# PROBLEM TO SOLVE
Word for word, restate every record, though not the pictures.

DATA FOR THE TASK section start

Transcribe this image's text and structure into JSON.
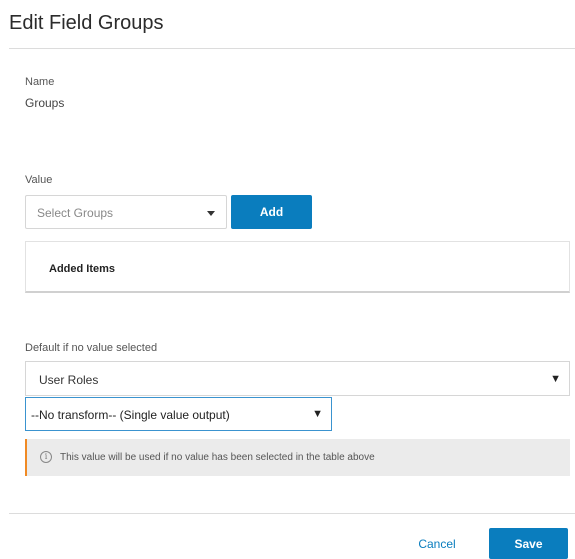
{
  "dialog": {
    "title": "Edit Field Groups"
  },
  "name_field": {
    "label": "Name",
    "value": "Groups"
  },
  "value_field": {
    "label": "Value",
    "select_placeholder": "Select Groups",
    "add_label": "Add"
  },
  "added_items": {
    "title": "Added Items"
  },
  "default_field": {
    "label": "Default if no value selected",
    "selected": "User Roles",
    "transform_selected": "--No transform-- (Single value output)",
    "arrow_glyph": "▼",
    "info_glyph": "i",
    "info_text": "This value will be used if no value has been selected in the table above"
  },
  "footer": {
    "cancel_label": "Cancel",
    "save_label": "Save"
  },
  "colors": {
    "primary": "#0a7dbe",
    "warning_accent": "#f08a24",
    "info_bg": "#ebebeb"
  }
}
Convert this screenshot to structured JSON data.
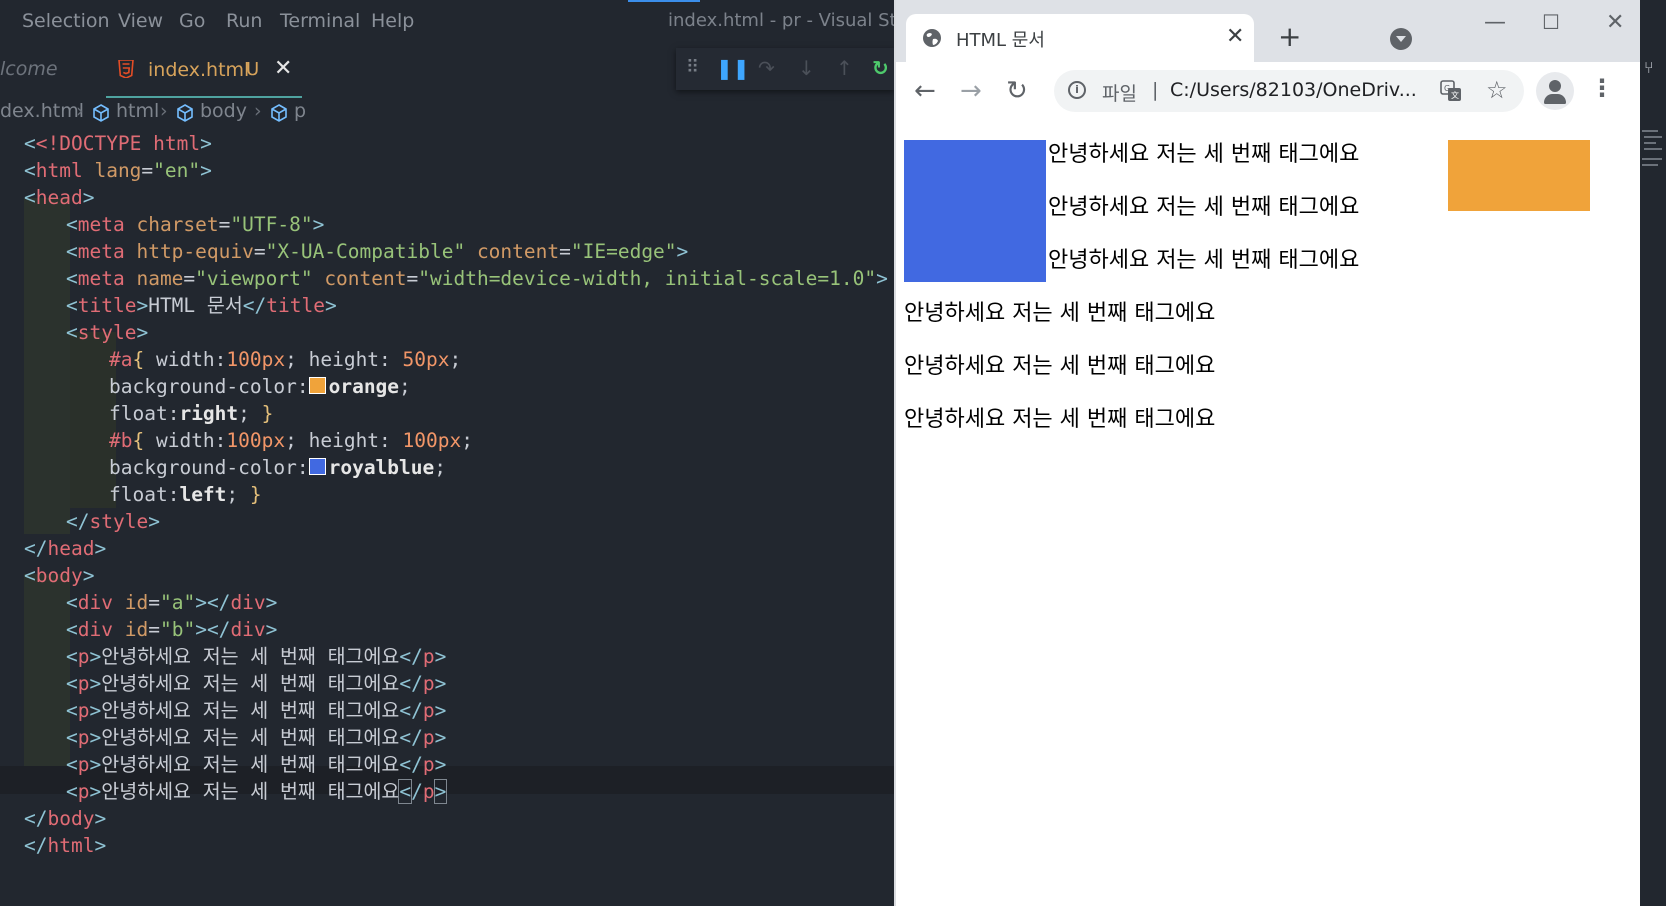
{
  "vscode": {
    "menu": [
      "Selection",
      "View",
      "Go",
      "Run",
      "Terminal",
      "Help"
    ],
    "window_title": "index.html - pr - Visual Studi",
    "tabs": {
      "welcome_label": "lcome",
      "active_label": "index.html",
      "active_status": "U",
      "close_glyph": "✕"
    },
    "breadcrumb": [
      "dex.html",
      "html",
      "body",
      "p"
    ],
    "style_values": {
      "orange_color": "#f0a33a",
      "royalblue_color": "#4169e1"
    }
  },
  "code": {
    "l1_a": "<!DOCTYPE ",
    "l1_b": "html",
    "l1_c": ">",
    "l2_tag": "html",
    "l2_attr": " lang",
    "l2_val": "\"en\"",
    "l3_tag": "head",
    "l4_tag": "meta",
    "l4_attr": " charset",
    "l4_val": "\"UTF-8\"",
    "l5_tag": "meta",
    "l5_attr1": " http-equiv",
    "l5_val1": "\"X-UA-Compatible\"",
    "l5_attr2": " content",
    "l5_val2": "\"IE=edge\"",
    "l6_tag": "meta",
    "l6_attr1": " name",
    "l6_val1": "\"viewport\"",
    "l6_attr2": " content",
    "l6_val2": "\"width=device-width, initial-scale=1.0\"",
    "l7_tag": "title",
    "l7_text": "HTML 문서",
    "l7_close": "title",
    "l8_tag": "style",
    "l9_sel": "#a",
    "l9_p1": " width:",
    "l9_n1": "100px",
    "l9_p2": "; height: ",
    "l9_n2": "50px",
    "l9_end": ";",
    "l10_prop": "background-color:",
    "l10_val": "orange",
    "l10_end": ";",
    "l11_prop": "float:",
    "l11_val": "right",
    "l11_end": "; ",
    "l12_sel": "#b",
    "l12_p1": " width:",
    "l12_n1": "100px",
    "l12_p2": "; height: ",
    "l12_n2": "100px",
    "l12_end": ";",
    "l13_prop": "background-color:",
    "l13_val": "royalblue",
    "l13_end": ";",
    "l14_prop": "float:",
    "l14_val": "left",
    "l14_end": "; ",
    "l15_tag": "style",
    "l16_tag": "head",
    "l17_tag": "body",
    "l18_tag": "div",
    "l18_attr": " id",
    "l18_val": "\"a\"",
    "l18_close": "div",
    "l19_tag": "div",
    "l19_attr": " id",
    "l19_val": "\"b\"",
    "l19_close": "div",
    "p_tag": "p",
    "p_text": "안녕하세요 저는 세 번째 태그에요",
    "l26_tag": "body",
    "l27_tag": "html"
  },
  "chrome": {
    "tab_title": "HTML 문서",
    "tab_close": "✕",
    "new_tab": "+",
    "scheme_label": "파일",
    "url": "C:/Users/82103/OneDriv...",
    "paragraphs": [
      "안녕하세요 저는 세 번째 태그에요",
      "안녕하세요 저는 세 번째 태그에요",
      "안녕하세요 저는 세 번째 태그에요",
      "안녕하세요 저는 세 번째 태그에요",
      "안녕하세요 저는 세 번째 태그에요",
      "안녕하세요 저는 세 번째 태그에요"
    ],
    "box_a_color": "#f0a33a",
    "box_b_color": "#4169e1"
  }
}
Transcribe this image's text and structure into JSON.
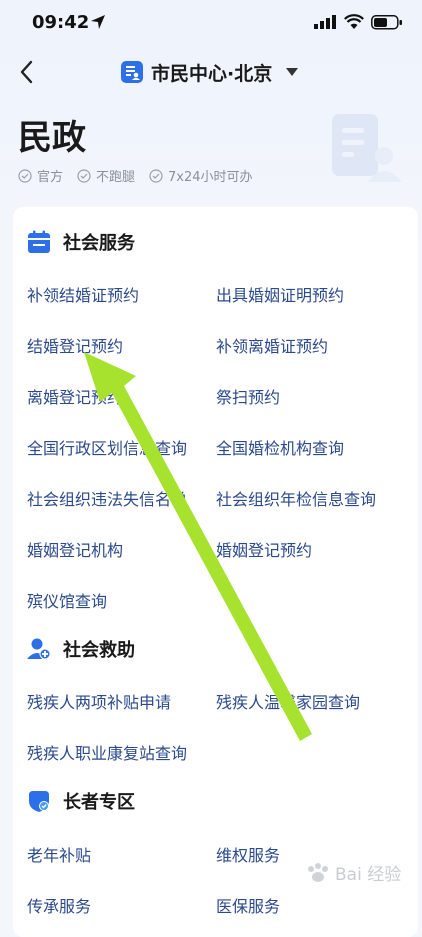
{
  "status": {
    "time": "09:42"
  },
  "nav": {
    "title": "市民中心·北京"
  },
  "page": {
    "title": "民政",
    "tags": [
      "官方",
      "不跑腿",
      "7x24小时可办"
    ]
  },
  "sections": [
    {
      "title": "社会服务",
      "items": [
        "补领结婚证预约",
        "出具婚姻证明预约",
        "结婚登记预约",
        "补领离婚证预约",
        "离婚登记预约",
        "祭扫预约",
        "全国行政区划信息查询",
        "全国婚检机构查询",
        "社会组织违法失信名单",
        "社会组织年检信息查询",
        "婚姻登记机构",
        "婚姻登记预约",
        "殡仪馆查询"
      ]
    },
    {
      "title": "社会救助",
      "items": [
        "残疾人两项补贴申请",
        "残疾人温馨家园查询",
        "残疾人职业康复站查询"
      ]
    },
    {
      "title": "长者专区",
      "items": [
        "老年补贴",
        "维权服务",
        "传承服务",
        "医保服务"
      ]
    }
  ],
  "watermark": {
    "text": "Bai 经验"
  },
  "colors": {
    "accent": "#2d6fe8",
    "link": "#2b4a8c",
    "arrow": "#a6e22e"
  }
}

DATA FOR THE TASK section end

# ANSWER TO THIS PROBLEM
Transcribe this image's text and structure into JSON.
{
  "dialog": {
    "title": "Edit Field Groups"
  },
  "name_field": {
    "label": "Name",
    "value": "Groups"
  },
  "value_field": {
    "label": "Value",
    "select_placeholder": "Select Groups",
    "add_label": "Add"
  },
  "added_items": {
    "title": "Added Items"
  },
  "default_field": {
    "label": "Default if no value selected",
    "selected": "User Roles",
    "transform_selected": "--No transform-- (Single value output)",
    "arrow_glyph": "▼",
    "info_glyph": "i",
    "info_text": "This value will be used if no value has been selected in the table above"
  },
  "footer": {
    "cancel_label": "Cancel",
    "save_label": "Save"
  },
  "colors": {
    "primary": "#0a7dbe",
    "warning_accent": "#f08a24",
    "info_bg": "#ebebeb"
  }
}
Convert this screenshot to structured JSON data.
{
  "vscode": {
    "menu": [
      "Selection",
      "View",
      "Go",
      "Run",
      "Terminal",
      "Help"
    ],
    "window_title": "index.html - pr - Visual Studi",
    "tabs": {
      "welcome_label": "lcome",
      "active_label": "index.html",
      "active_status": "U",
      "close_glyph": "✕"
    },
    "breadcrumb": [
      "dex.html",
      "html",
      "body",
      "p"
    ],
    "style_values": {
      "orange_color": "#f0a33a",
      "royalblue_color": "#4169e1"
    }
  },
  "code": {
    "l1_a": "<!DOCTYPE ",
    "l1_b": "html",
    "l1_c": ">",
    "l2_tag": "html",
    "l2_attr": " lang",
    "l2_val": "\"en\"",
    "l3_tag": "head",
    "l4_tag": "meta",
    "l4_attr": " charset",
    "l4_val": "\"UTF-8\"",
    "l5_tag": "meta",
    "l5_attr1": " http-equiv",
    "l5_val1": "\"X-UA-Compatible\"",
    "l5_attr2": " content",
    "l5_val2": "\"IE=edge\"",
    "l6_tag": "meta",
    "l6_attr1": " name",
    "l6_val1": "\"viewport\"",
    "l6_attr2": " content",
    "l6_val2": "\"width=device-width, initial-scale=1.0\"",
    "l7_tag": "title",
    "l7_text": "HTML 문서",
    "l7_close": "title",
    "l8_tag": "style",
    "l9_sel": "#a",
    "l9_p1": " width:",
    "l9_n1": "100px",
    "l9_p2": "; height: ",
    "l9_n2": "50px",
    "l9_end": ";",
    "l10_prop": "background-color:",
    "l10_val": "orange",
    "l10_end": ";",
    "l11_prop": "float:",
    "l11_val": "right",
    "l11_end": "; ",
    "l12_sel": "#b",
    "l12_p1": " width:",
    "l12_n1": "100px",
    "l12_p2": "; height: ",
    "l12_n2": "100px",
    "l12_end": ";",
    "l13_prop": "background-color:",
    "l13_val": "royalblue",
    "l13_end": ";",
    "l14_prop": "float:",
    "l14_val": "left",
    "l14_end": "; ",
    "l15_tag": "style",
    "l16_tag": "head",
    "l17_tag": "body",
    "l18_tag": "div",
    "l18_attr": " id",
    "l18_val": "\"a\"",
    "l18_close": "div",
    "l19_tag": "div",
    "l19_attr": " id",
    "l19_val": "\"b\"",
    "l19_close": "div",
    "p_tag": "p",
    "p_text": "안녕하세요 저는 세 번째 태그에요",
    "l26_tag": "body",
    "l27_tag": "html"
  },
  "chrome": {
    "tab_title": "HTML 문서",
    "tab_close": "✕",
    "new_tab": "+",
    "scheme_label": "파일",
    "url": "C:/Users/82103/OneDriv...",
    "paragraphs": [
      "안녕하세요 저는 세 번째 태그에요",
      "안녕하세요 저는 세 번째 태그에요",
      "안녕하세요 저는 세 번째 태그에요",
      "안녕하세요 저는 세 번째 태그에요",
      "안녕하세요 저는 세 번째 태그에요",
      "안녕하세요 저는 세 번째 태그에요"
    ],
    "box_a_color": "#f0a33a",
    "box_b_color": "#4169e1"
  }
}
Transcribe this image's text and structure into JSON.
{
  "status": {
    "time": "09:42"
  },
  "nav": {
    "title": "市民中心·北京"
  },
  "page": {
    "title": "民政",
    "tags": [
      "官方",
      "不跑腿",
      "7x24小时可办"
    ]
  },
  "sections": [
    {
      "title": "社会服务",
      "items": [
        "补领结婚证预约",
        "出具婚姻证明预约",
        "结婚登记预约",
        "补领离婚证预约",
        "离婚登记预约",
        "祭扫预约",
        "全国行政区划信息查询",
        "全国婚检机构查询",
        "社会组织违法失信名单",
        "社会组织年检信息查询",
        "婚姻登记机构",
        "婚姻登记预约",
        "殡仪馆查询"
      ]
    },
    {
      "title": "社会救助",
      "items": [
        "残疾人两项补贴申请",
        "残疾人温馨家园查询",
        "残疾人职业康复站查询"
      ]
    },
    {
      "title": "长者专区",
      "items": [
        "老年补贴",
        "维权服务",
        "传承服务",
        "医保服务"
      ]
    }
  ],
  "watermark": {
    "text": "Bai 经验"
  },
  "colors": {
    "accent": "#2d6fe8",
    "link": "#2b4a8c",
    "arrow": "#a6e22e"
  }
}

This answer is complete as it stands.